- [The problem]: The expected output is each entry, given again exactly.

___ Data for the task ___

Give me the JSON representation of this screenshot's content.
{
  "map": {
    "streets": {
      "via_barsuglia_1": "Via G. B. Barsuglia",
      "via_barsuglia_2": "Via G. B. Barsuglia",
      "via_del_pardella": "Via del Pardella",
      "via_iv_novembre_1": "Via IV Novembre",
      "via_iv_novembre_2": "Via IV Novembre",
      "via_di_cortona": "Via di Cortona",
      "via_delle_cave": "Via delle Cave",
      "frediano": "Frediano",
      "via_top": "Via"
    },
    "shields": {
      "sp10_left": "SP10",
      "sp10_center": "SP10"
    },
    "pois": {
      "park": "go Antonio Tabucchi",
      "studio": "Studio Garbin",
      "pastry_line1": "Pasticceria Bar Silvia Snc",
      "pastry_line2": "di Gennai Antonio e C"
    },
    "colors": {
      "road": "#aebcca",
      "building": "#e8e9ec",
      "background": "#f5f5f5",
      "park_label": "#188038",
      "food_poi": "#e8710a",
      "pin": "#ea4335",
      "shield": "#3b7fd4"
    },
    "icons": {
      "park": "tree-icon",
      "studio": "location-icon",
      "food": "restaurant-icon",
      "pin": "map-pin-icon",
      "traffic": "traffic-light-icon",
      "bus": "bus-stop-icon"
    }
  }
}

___

- [Written response]:
Give me the JSON representation of this screenshot's content.
{
  "map": {
    "streets": {
      "via_barsuglia_1": "Via G. B. Barsuglia",
      "via_barsuglia_2": "Via G. B. Barsuglia",
      "via_del_pardella": "Via del Pardella",
      "via_iv_novembre_1": "Via IV Novembre",
      "via_iv_novembre_2": "Via IV Novembre",
      "via_di_cortona": "Via di Cortona",
      "via_delle_cave": "Via delle Cave",
      "frediano": "Frediano",
      "via_top": "Via"
    },
    "shields": {
      "sp10_left": "SP10",
      "sp10_center": "SP10"
    },
    "pois": {
      "park": "go Antonio Tabucchi",
      "studio": "Studio Garbin",
      "pastry_line1": "Pasticceria Bar Silvia Snc",
      "pastry_line2": "di Gennai Antonio e C"
    },
    "colors": {
      "road": "#aebcca",
      "building": "#e8e9ec",
      "background": "#f5f5f5",
      "park_label": "#188038",
      "food_poi": "#e8710a",
      "pin": "#ea4335",
      "shield": "#3b7fd4"
    },
    "icons": {
      "park": "tree-icon",
      "studio": "location-icon",
      "food": "restaurant-icon",
      "pin": "map-pin-icon",
      "traffic": "traffic-light-icon",
      "bus": "bus-stop-icon"
    }
  }
}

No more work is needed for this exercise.